*** Opening of DATA FOR ANALYSIS ***
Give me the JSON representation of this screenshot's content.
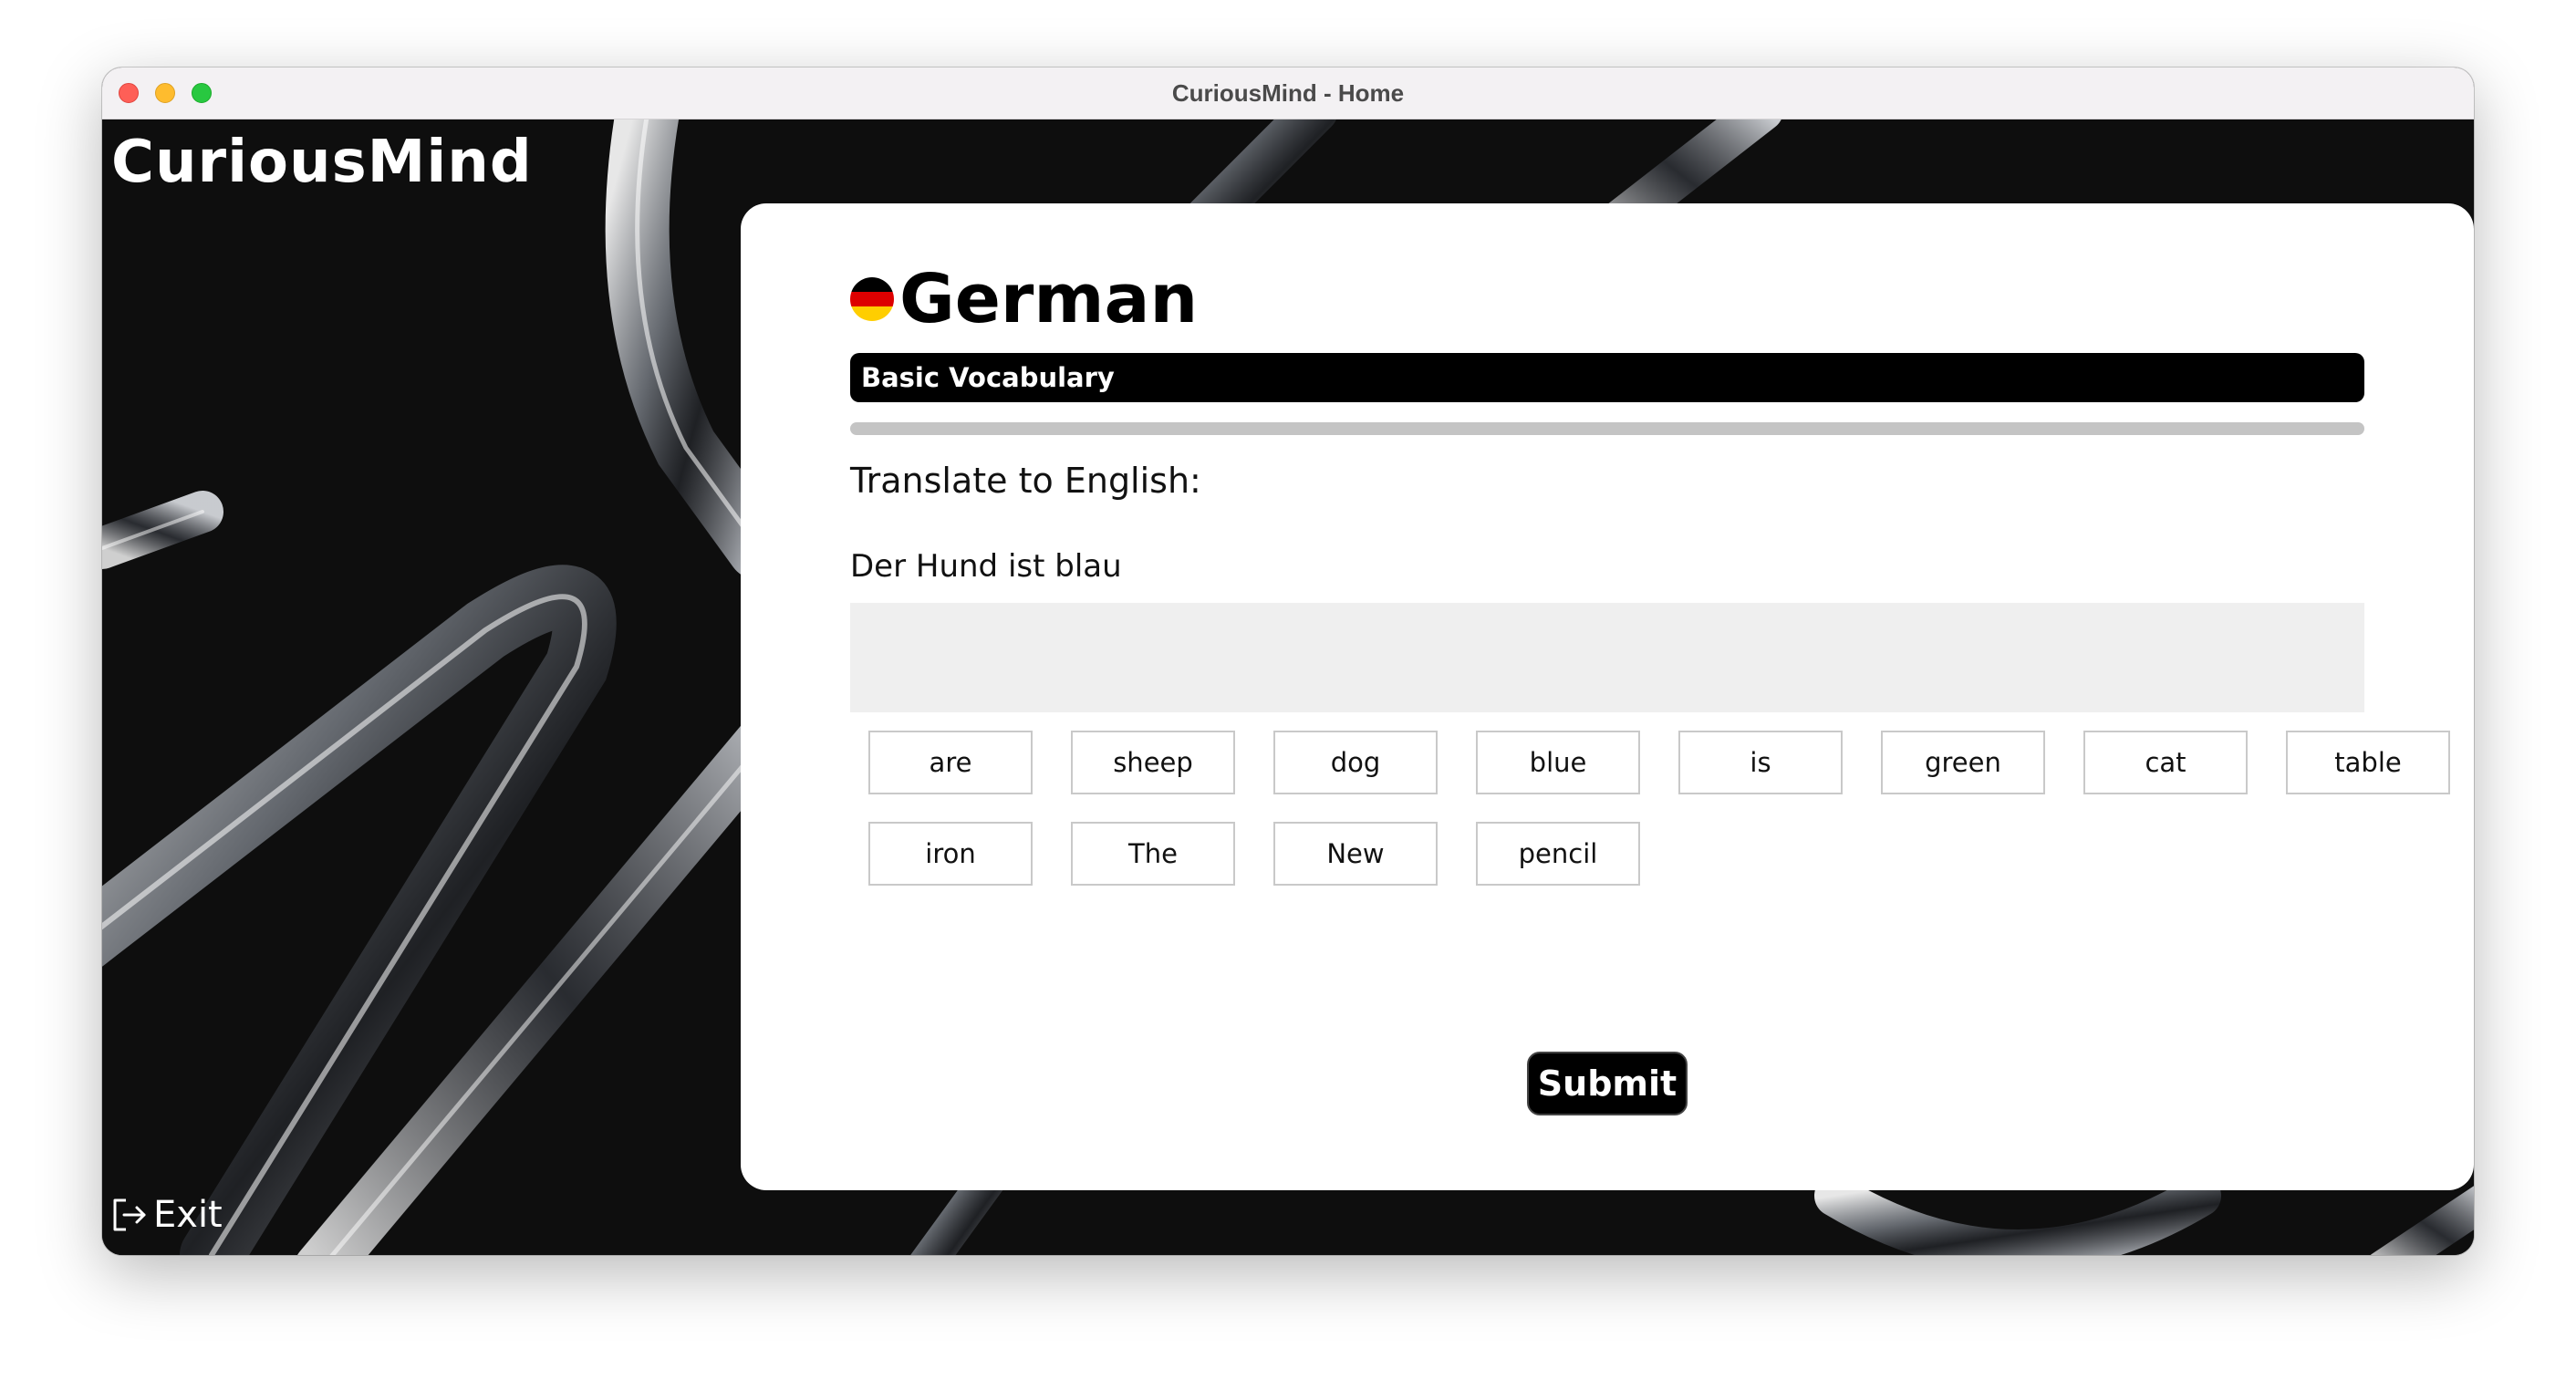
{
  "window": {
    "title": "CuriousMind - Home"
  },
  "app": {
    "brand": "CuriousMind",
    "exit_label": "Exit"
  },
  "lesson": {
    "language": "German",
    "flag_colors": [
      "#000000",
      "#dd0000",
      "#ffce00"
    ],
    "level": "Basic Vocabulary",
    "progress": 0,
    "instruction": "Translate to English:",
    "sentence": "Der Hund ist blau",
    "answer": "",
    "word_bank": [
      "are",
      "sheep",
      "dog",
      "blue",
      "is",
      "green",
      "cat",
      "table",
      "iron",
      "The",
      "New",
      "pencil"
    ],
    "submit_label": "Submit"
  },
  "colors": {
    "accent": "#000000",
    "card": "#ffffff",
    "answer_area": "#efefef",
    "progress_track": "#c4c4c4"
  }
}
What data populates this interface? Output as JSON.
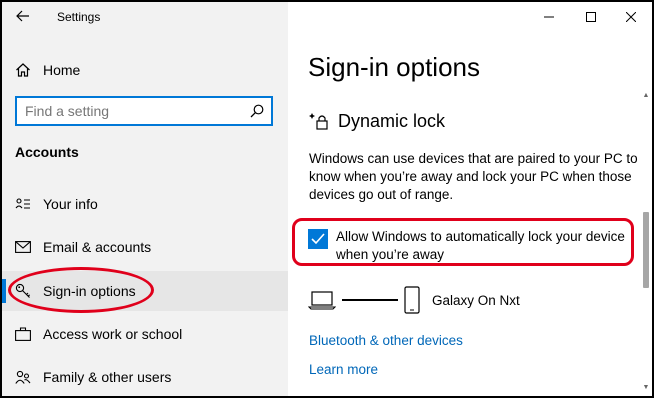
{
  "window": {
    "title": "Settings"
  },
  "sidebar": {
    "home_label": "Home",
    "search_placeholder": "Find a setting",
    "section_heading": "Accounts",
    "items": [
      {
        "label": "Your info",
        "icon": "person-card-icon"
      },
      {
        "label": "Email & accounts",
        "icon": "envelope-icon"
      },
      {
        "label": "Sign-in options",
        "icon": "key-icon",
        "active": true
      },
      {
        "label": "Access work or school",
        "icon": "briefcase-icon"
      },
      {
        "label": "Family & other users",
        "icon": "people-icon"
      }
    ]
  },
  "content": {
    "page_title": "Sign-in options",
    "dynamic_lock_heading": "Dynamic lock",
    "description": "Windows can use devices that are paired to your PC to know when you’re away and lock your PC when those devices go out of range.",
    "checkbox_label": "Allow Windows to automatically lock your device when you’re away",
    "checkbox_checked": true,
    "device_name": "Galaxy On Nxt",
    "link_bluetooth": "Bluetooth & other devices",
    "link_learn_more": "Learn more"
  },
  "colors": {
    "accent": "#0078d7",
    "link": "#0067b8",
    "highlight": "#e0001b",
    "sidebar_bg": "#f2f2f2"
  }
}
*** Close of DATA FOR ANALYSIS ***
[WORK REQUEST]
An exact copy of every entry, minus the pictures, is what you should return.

[EXPECTED OUTPUT]
Give me the JSON representation of this screenshot's content.
{
  "window": {
    "title": "CuriousMind - Home"
  },
  "app": {
    "brand": "CuriousMind",
    "exit_label": "Exit"
  },
  "lesson": {
    "language": "German",
    "flag_colors": [
      "#000000",
      "#dd0000",
      "#ffce00"
    ],
    "level": "Basic Vocabulary",
    "progress": 0,
    "instruction": "Translate to English:",
    "sentence": "Der Hund ist blau",
    "answer": "",
    "word_bank": [
      "are",
      "sheep",
      "dog",
      "blue",
      "is",
      "green",
      "cat",
      "table",
      "iron",
      "The",
      "New",
      "pencil"
    ],
    "submit_label": "Submit"
  },
  "colors": {
    "accent": "#000000",
    "card": "#ffffff",
    "answer_area": "#efefef",
    "progress_track": "#c4c4c4"
  }
}
What data populates this interface? Output as JSON.
{
  "window": {
    "title": "Settings"
  },
  "sidebar": {
    "home_label": "Home",
    "search_placeholder": "Find a setting",
    "section_heading": "Accounts",
    "items": [
      {
        "label": "Your info",
        "icon": "person-card-icon"
      },
      {
        "label": "Email & accounts",
        "icon": "envelope-icon"
      },
      {
        "label": "Sign-in options",
        "icon": "key-icon",
        "active": true
      },
      {
        "label": "Access work or school",
        "icon": "briefcase-icon"
      },
      {
        "label": "Family & other users",
        "icon": "people-icon"
      }
    ]
  },
  "content": {
    "page_title": "Sign-in options",
    "dynamic_lock_heading": "Dynamic lock",
    "description": "Windows can use devices that are paired to your PC to know when you’re away and lock your PC when those devices go out of range.",
    "checkbox_label": "Allow Windows to automatically lock your device when you’re away",
    "checkbox_checked": true,
    "device_name": "Galaxy On Nxt",
    "link_bluetooth": "Bluetooth & other devices",
    "link_learn_more": "Learn more"
  },
  "colors": {
    "accent": "#0078d7",
    "link": "#0067b8",
    "highlight": "#e0001b",
    "sidebar_bg": "#f2f2f2"
  }
}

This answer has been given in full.